NLL transcript surrendered by state spy agency
But prosecutors haven’t determined if they have the legal right to examine them. And taking into account the explosiveness of the issue - Roh has been accused of pandering to Kim by disavowing the Northern Limit Line, the de facto maritime border in the west - the prosecution said it won’t make any decision on how to handle the documents before the presidential election is over tomorrow, sources said.
According to the Seoul Central District Prosecutors’ Office, the National Intelligence Service provided it with records on the 2007 inter-Korean summit in Pyongyang.
“We received the relevant data from the National Intelligence Service,” said Lee Keum-ro, deputy head of the Seoul Central District Prosecutors Office. “We, however, cannot reveal any further details.”
Controversy over the 2007 inter-Korean summit flared in October after a Saenuri Party lawmaker accused Roh of having disavowed the Northern Limit Line during his meeting with Kim. After Representative Chung Moon-hun made the revelation, the ruling party used it to attack Moon Jae-in, the presidential candidate of the opposition Democratic United Party, who served as Roh’s chief of staff at the time of the summit. In turn, the DUP condemned the Saenuri Party for making groundless accusations for political gains before the election.
According to sources, the NIS submitted a sealed envelope containing about 100 pages of documents.
The records include excerpts of dialogue between the two late leaders at the summit, but prosecutors are reviewing if they can read the materials or not. If the documents are sealed under the Presidential Records Act, access to the documents is prohibited under the law.
The prosecution has not opened the envelope.
If the documents are considered presidential records of the state archive, the prosecution is barred from checking their contents. If they are treated as public records stored by a government office - in this case, the National Intelligence Service - the prosecutors have the right to view the contents for their investigation.
Under the law established at the end of the Roh presidency, documents designated as presidential records can be sealed for up to 30 years at the state archive.
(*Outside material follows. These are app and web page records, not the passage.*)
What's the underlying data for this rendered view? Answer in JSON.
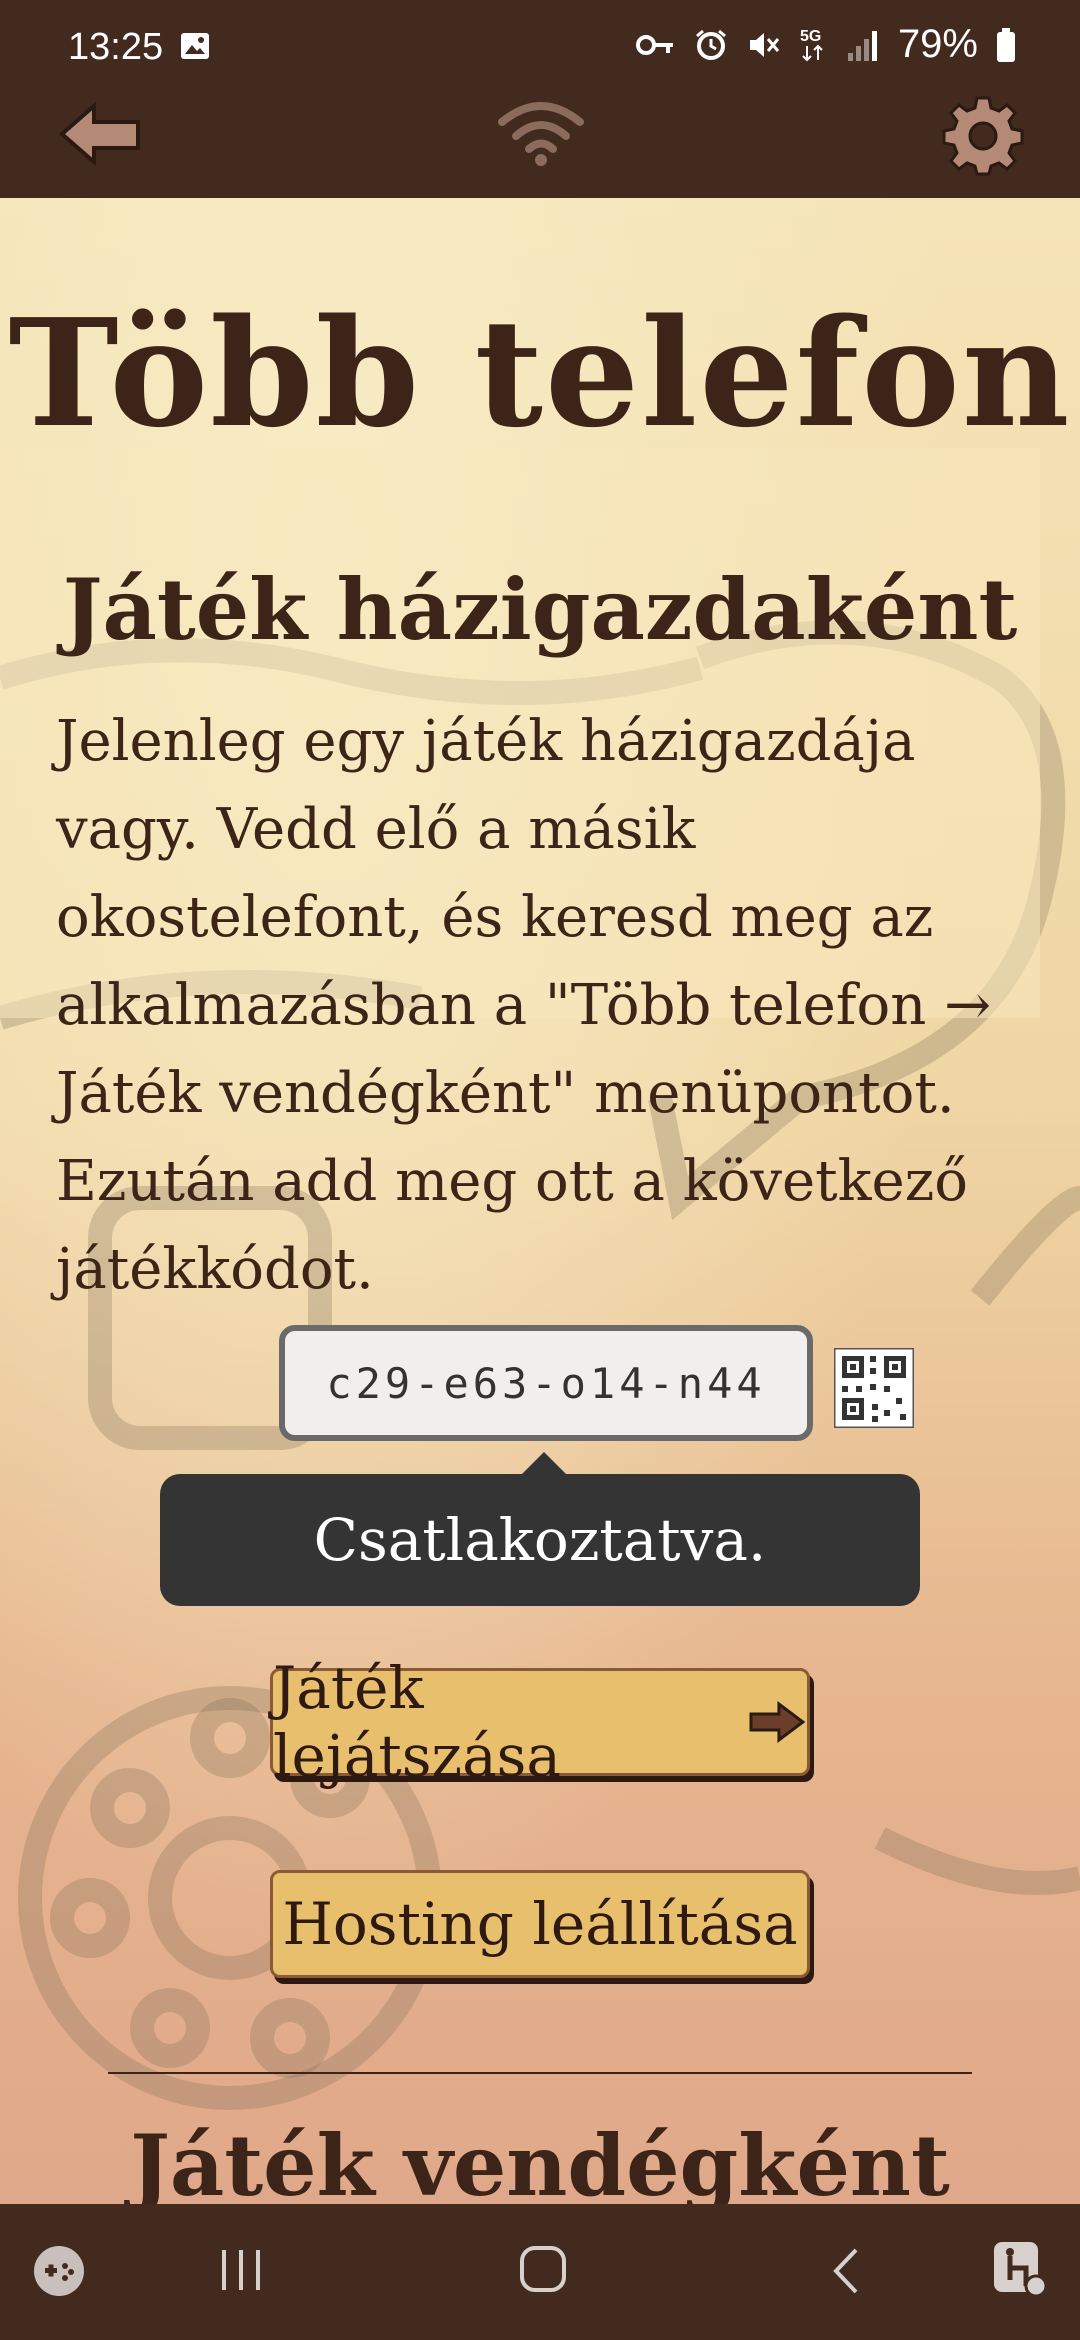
{
  "status_bar": {
    "time": "13:25",
    "battery_percent": "79%",
    "icons": [
      "image-icon",
      "key-icon",
      "alarm-icon",
      "mute-icon",
      "5g-icon",
      "signal-icon",
      "battery-icon"
    ]
  },
  "app_bar": {
    "icons": [
      "back-arrow-icon",
      "wifi-icon",
      "gear-icon"
    ]
  },
  "page": {
    "title": "Több telefon",
    "subtitle": "Játék házigazdaként",
    "paragraph": "Jelenleg egy játék házigazdája vagy. Vedd elő a másik okostelefont, és keresd meg az alkalmazásban a \"Több telefon → Játék vendégként\" menüpontot. Ezután add meg ott a következő játékkódot.",
    "game_code": "c29-e63-o14-n44",
    "toast": "Csatlakoztatva.",
    "play_button": "Játék lejátszása",
    "stop_hosting_button": "Hosting leállítása",
    "section2_title": "Játék vendégként"
  },
  "nav_bar": {
    "icons": [
      "game-launcher-icon",
      "recent-apps-icon",
      "home-icon",
      "back-icon",
      "accessibility-icon"
    ]
  },
  "colors": {
    "bar_bg": "#422a1f",
    "text_brown": "#3d2418",
    "button_fill": "#e8c06d",
    "toast_bg": "#343434"
  }
}
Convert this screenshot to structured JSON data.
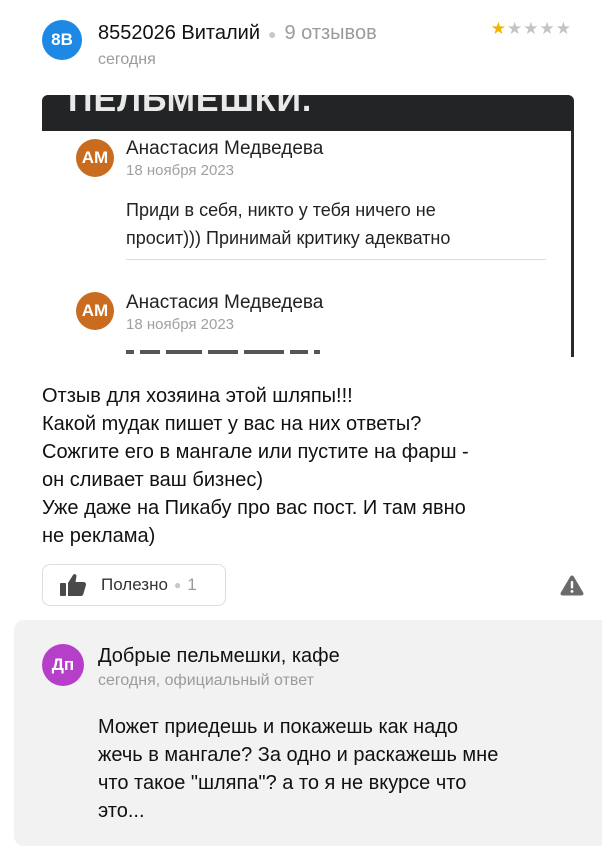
{
  "review": {
    "avatar_initials": "8В",
    "author": "8552026 Виталий",
    "review_count": "9 отзывов",
    "date": "сегодня",
    "rating": 1,
    "rating_max": 5,
    "stars": [
      "★",
      "★",
      "★",
      "★",
      "★"
    ],
    "text_lines": [
      "Отзыв для хозяина этой шляпы!!!",
      "Какой mудак пишет у вас на них ответы?",
      "Сожгите его в мангале или пустите на фарш -",
      "он сливает ваш бизнес)",
      "Уже даже на Пикабу про вас пост. И там явно",
      "не реклама)"
    ]
  },
  "photo": {
    "banner_text": "ПЕЛЬМЕШКИ.",
    "comments": [
      {
        "initials": "АМ",
        "name": "Анастасия Медведева",
        "date": "18 ноября 2023",
        "text_lines": [
          "Приди в себя, никто у тебя ничего не",
          "просит))) Принимай критику адекватно"
        ]
      },
      {
        "initials": "АМ",
        "name": "Анастасия Медведева",
        "date": "18 ноября 2023",
        "text_lines": []
      }
    ]
  },
  "actions": {
    "useful_label": "Полезно",
    "useful_count": "1",
    "icons": {
      "thumb": "thumbs-up-icon",
      "report": "warning-icon"
    }
  },
  "reply": {
    "avatar_initials": "Дп",
    "name": "Добрые пельмешки, кафе",
    "meta": "сегодня, официальный ответ",
    "text_lines": [
      "Может приедешь и покажешь как надо",
      "жечь в мангале? За одно и раскажешь мне",
      "что такое \"шляпа\"? а то я не вкурсе что",
      "это..."
    ]
  },
  "colors": {
    "author_avatar": "#1e88e5",
    "commenter_avatar": "#c96c1f",
    "reply_avatar": "#b63fc9",
    "star_active": "#f2b400",
    "star_inactive": "#c4c4c4",
    "reply_background": "#f2f2f2"
  }
}
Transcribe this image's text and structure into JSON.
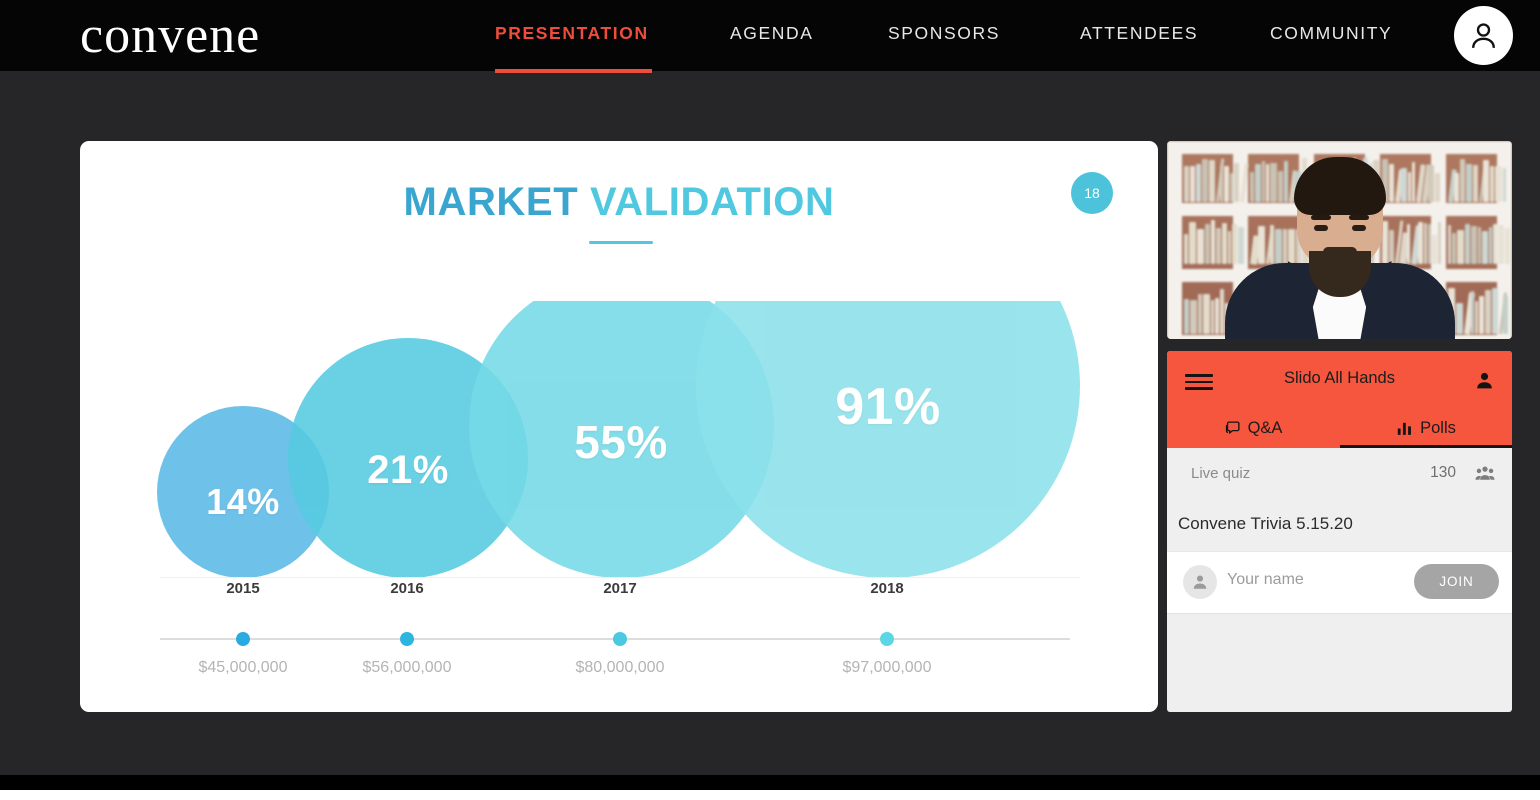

“Not all secret remarks of a president are covered by the Presidential Records Act,” said a senior prosecution official. “Only those put under special orders are presidential records. Since the NIS submitted it as evidence, the prosecution will have to look into it.”
The Seoul Central District Prosecutors Office is currently handling five cases involving Roh’s alleged remarks on the NLL. The DUP pressed charges against Chun Yung-woo, presidential senior secretary for foreign and security affairs, on charges of violating the Presidential Records Act after he said he had seen the dialogue transcript.
The DUP also pressed charges against three Saenuri officials including Representative Chung who made the first accusation on charges of making false accusations.
The three Saenuri members fired back at the DUP by suing it for making false accusations against them.
Separately, Representative Suh Sang-kee of the Saenuri Party pressed charges against NIS Chief Won Sei-hoon for refusing to submit the copy of the dialogue transcript for violating the law on testimony before the legislature. Suh also pressed charges against DUP candidate Moon for defaming the unification minister.
Candidate Moon, who is in a neck-and-neck race with the Saenuri’s Park Geung-hye, reiterated his earlier positions that Roh made no controversial remarks on the NLL during the 2007 summit.
“You don’t have to worry that the NLL dialogue would be made public and that it will contain something that is disadvantageous to me,” Moon said during campaigning in Incheon yesterday.
The Saenuri Party’s Representative Suh said yesterday that the summit dialogue is no longer confidential since the NIS submitted the data to the prosecution. “If the prosecution decides to drop the charges against Representative Chung for having made public false information, we can see that his arguments were true,” Suh said.
By Moon Byung-joo, Ser Myo-ja [email@example.com]